Balancing Act Between Environmental Protection and Need for Critical Minerals for Clean Energy Continues

Balancing Act Between Environmental Protection and Need for Critical Minerals for Clean Energy Continues

The Biden administration has withdrawn some 225,000 acres of national forest land in northern Minnesota from mineral leasing, protecting a swath of the watershed that adjoins the Boundary Waters Canoe Area Wilderness. The decision follows a 16-month review on whether the minerals lying under Superior National Forest should be open to extraction. The Department of the Interior concluded the land should be protected for 20 years, the maximum possible without congressional approval.

Thunder Lake in Minnesota

In a study released in 2022, the U.S. Forest Service concluded that hard-rock mining on the land risked contaminating the Boundary Waters, even with mitigation measures in place. Superior National Forest is part of the Rainy River watershed, which flows into the Boundary Waters. It is also part of land ceded in an 1854 treaty by Ojibwe tribes in Minnesota, and members of these bands retained rights to hunt, fish, and gather on these lands.

The decision highlights some of the challenges that are emerging as the Biden administration tries to transition America to electric vehicles. The administration has said it wants to make the supply chains for batteries more resilient by sourcing minerals inside North America.

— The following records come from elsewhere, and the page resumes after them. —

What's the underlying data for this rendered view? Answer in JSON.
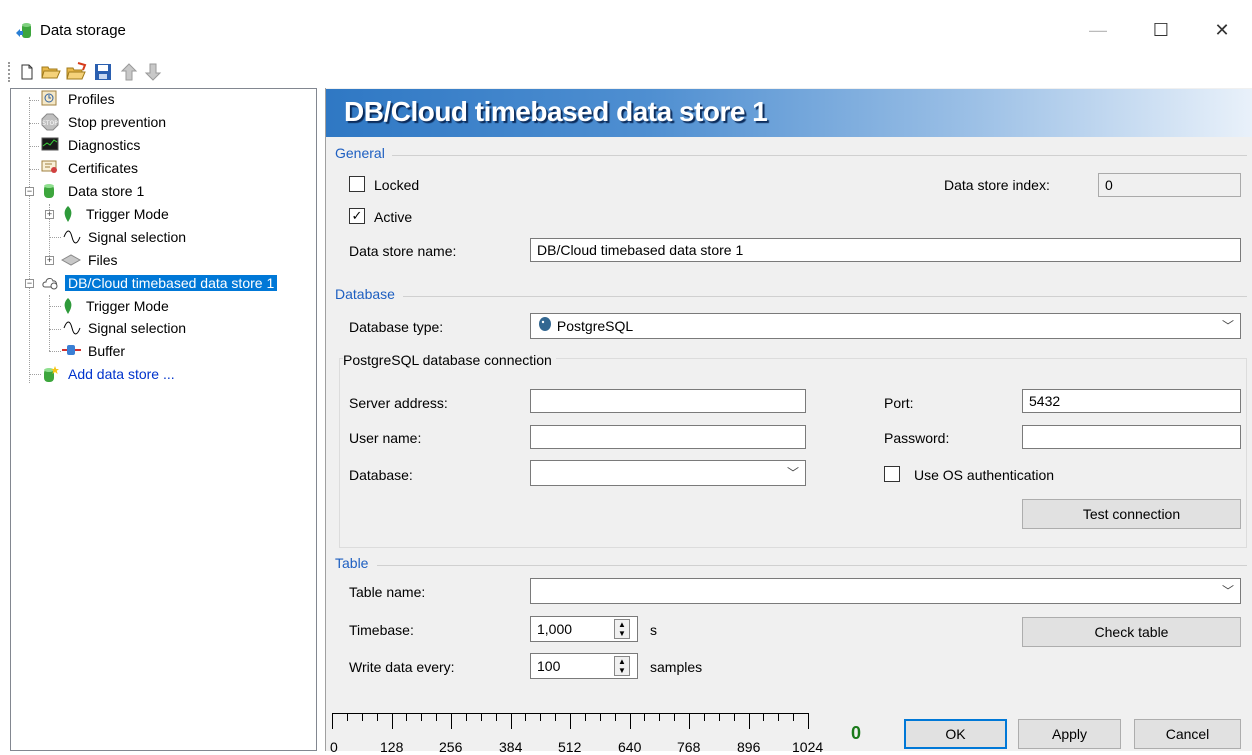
{
  "window": {
    "title": "Data storage",
    "controls": {
      "minimize": "—",
      "maximize": "☐",
      "close": "✕"
    }
  },
  "toolbar": {
    "buttons": [
      {
        "name": "new-icon"
      },
      {
        "name": "open-icon"
      },
      {
        "name": "open-folder-icon"
      },
      {
        "name": "save-icon"
      },
      {
        "name": "move-up-icon"
      },
      {
        "name": "move-down-icon"
      }
    ]
  },
  "tree": {
    "items": [
      {
        "label": "Profiles",
        "icon": "profiles-icon"
      },
      {
        "label": "Stop prevention",
        "icon": "stop-icon"
      },
      {
        "label": "Diagnostics",
        "icon": "diagnostics-icon"
      },
      {
        "label": "Certificates",
        "icon": "certificate-icon"
      },
      {
        "label": "Data store 1",
        "icon": "data-store-icon"
      },
      {
        "label": "Trigger Mode",
        "icon": "trigger-icon"
      },
      {
        "label": "Signal selection",
        "icon": "signal-icon"
      },
      {
        "label": "Files",
        "icon": "files-icon"
      },
      {
        "label": "DB/Cloud timebased data store 1",
        "icon": "cloud-store-icon"
      },
      {
        "label": "Trigger Mode",
        "icon": "trigger-icon"
      },
      {
        "label": "Signal selection",
        "icon": "signal-icon"
      },
      {
        "label": "Buffer",
        "icon": "buffer-icon"
      },
      {
        "label": "Add data store ...",
        "icon": "add-store-icon"
      }
    ]
  },
  "header": {
    "title": "DB/Cloud timebased data store 1"
  },
  "general": {
    "section": "General",
    "locked_label": "Locked",
    "locked": false,
    "active_label": "Active",
    "active": true,
    "index_label": "Data store index:",
    "index_value": "0",
    "name_label": "Data store name:",
    "name_value": "DB/Cloud timebased data store 1"
  },
  "database": {
    "section": "Database",
    "type_label": "Database type:",
    "type_value": "PostgreSQL",
    "connection_group": "PostgreSQL database connection",
    "server_label": "Server address:",
    "server_value": "",
    "port_label": "Port:",
    "port_value": "5432",
    "user_label": "User name:",
    "user_value": "",
    "password_label": "Password:",
    "password_value": "",
    "database_label": "Database:",
    "database_value": "",
    "os_auth_label": "Use OS authentication",
    "os_auth": false,
    "test_button": "Test connection"
  },
  "table": {
    "section": "Table",
    "name_label": "Table name:",
    "name_value": "",
    "timebase_label": "Timebase:",
    "timebase_value": "1,000",
    "timebase_unit": "s",
    "write_label": "Write data every:",
    "write_value": "100",
    "write_unit": "samples",
    "check_button": "Check table"
  },
  "footer": {
    "ruler_labels": [
      "0",
      "128",
      "256",
      "384",
      "512",
      "640",
      "768",
      "896",
      "1024"
    ],
    "counter": "0",
    "ok": "OK",
    "apply": "Apply",
    "cancel": "Cancel"
  },
  "colors": {
    "selection": "#0078d7",
    "section_title": "#1e5fc1",
    "counter": "#1a7a1a",
    "link": "#0033cc"
  }
}
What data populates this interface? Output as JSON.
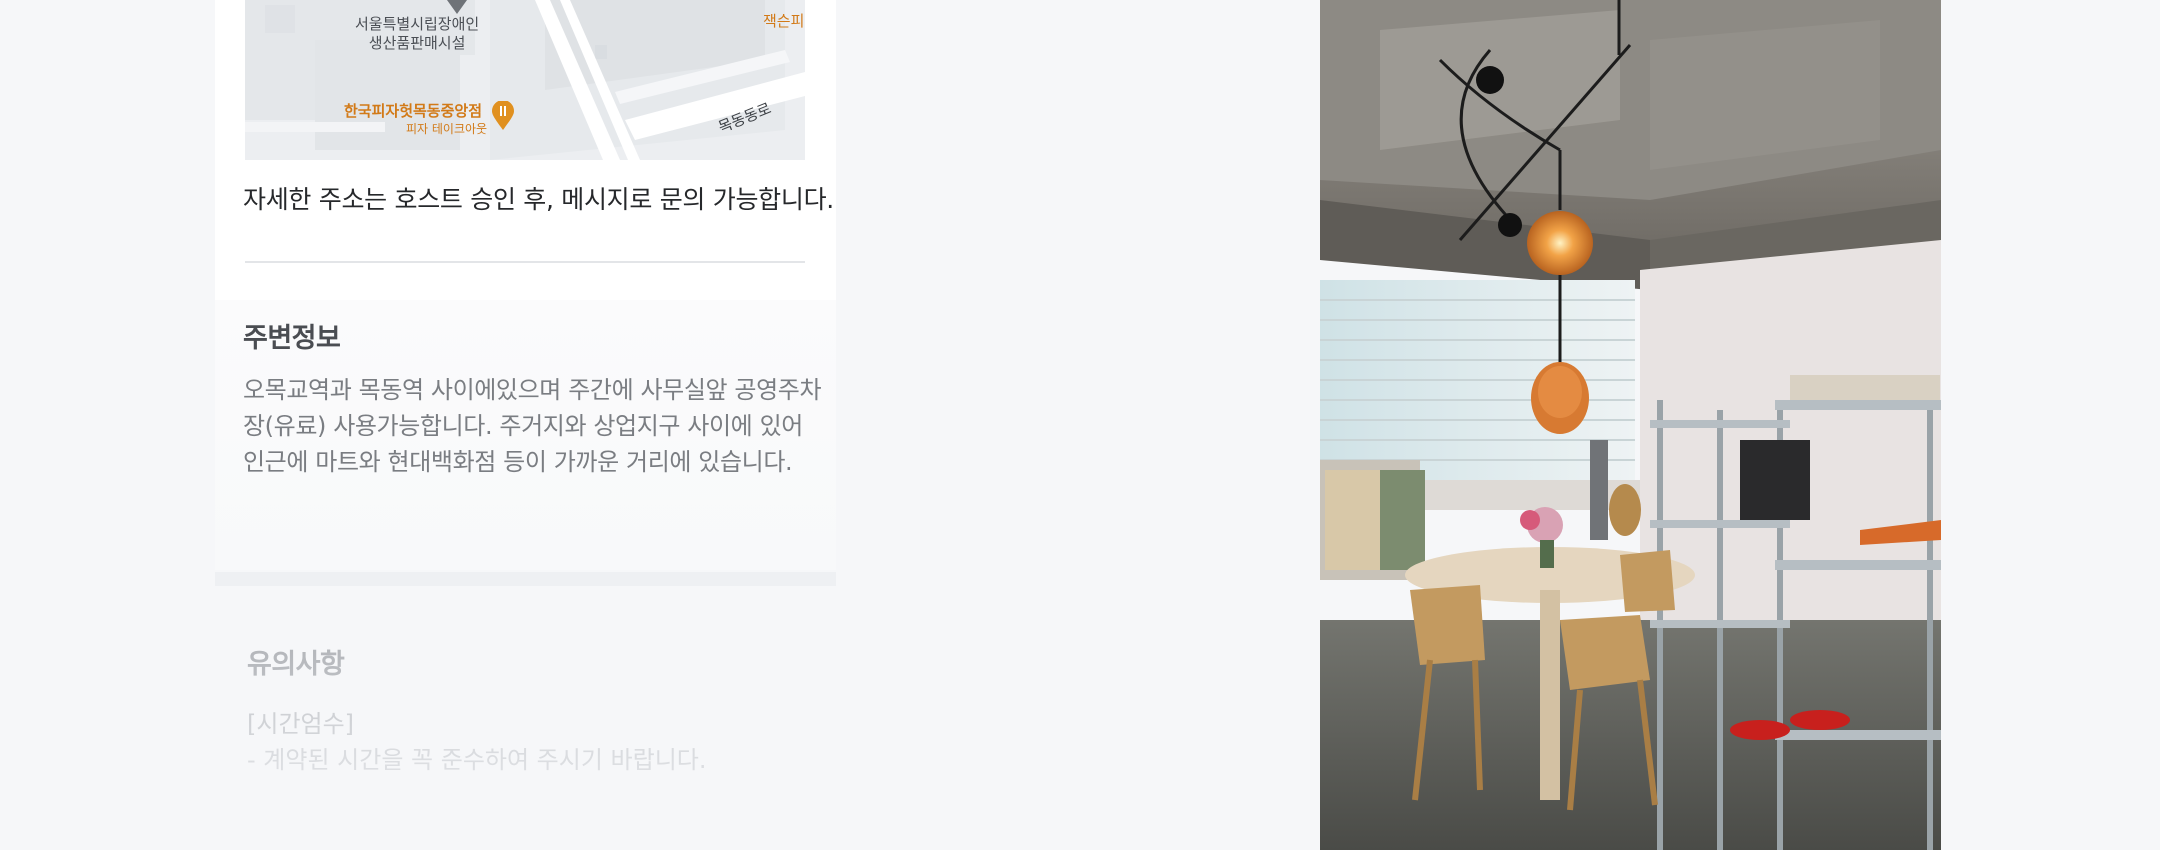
{
  "map": {
    "label_building_1": "서울특별시립장애인",
    "label_building_2": "생산품판매시설",
    "label_pizza": "한국피자헛목동중앙점",
    "label_pizza_sub": "피자 테이크아웃",
    "label_road": "목동동로",
    "label_edge": "잭슨피"
  },
  "address_note": "자세한 주소는 호스트 승인 후, 메시지로 문의 가능합니다.",
  "nearby": {
    "title": "주변정보",
    "body": "오목교역과 목동역 사이에있으며 주간에 사무실앞 공영주차장(유료) 사용가능합니다.  주거지와 상업지구 사이에 있어 인근에 마트와 현대백화점 등이 가까운 거리에 있습니다."
  },
  "notice": {
    "title": "유의사항",
    "line1": "[시간엄수]",
    "line2": "- 계약된 시간을 꼭 준수하여 주시기 바랍니다."
  },
  "photo": {
    "icon": "space-photo"
  }
}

But that desire could bring its own potential for environmental damage and infringement of the rights of Indigenous Americans.

The nation’s transition to clean energy, including increased production and use of solar photovoltaic plants, electric vehicles (“EV”), and wind farms, requires a greater use of certain critical minerals, including copper, manganese, lithium, nickel, graphite, and rare earth elements. Batteries used in EVs and energy storage require lithium, cobalt, manganese, and graphite.

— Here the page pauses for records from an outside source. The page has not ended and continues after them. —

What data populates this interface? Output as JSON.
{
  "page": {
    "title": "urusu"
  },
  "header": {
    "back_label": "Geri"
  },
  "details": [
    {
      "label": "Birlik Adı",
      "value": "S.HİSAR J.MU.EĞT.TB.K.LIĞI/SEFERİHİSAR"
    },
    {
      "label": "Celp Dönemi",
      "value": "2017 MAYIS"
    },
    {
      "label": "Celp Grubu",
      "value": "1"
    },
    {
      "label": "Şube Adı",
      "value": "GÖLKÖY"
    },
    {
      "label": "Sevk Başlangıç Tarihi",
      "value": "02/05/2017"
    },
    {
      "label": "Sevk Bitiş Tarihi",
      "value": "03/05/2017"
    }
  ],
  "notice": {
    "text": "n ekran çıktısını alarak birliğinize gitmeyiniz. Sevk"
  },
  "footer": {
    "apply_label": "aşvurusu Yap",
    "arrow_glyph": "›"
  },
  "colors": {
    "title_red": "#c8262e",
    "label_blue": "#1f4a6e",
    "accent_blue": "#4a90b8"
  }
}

In 2017, President Trump issued an Executive Order expanding production of domestic critical minerals to reduce the U.S.’ vulnerability to supply disruptions. The order came on the heels of a report from the U.S. Geological Survey assessing the state of critical minerals and concluding that 20 out of the 23 critical minerals the nation relies on come from foreign sources.

Transitioning to a clean energy economy will require considering opportunities and costs of decisions to minimize impacts. Alternatives to mining new areas could include improving the circular economy by recycling, reusing, and extending the life of current materials and products. In addition, it will be important to evaluate ways to ensure that new mining is sustainable and happens only in the lowest-risk areas. In the case of the Boundary Waters, the latest decision will allow 20 years to make such assessments.

Photo Credit
briandjan607, Flickr
June 15, 2023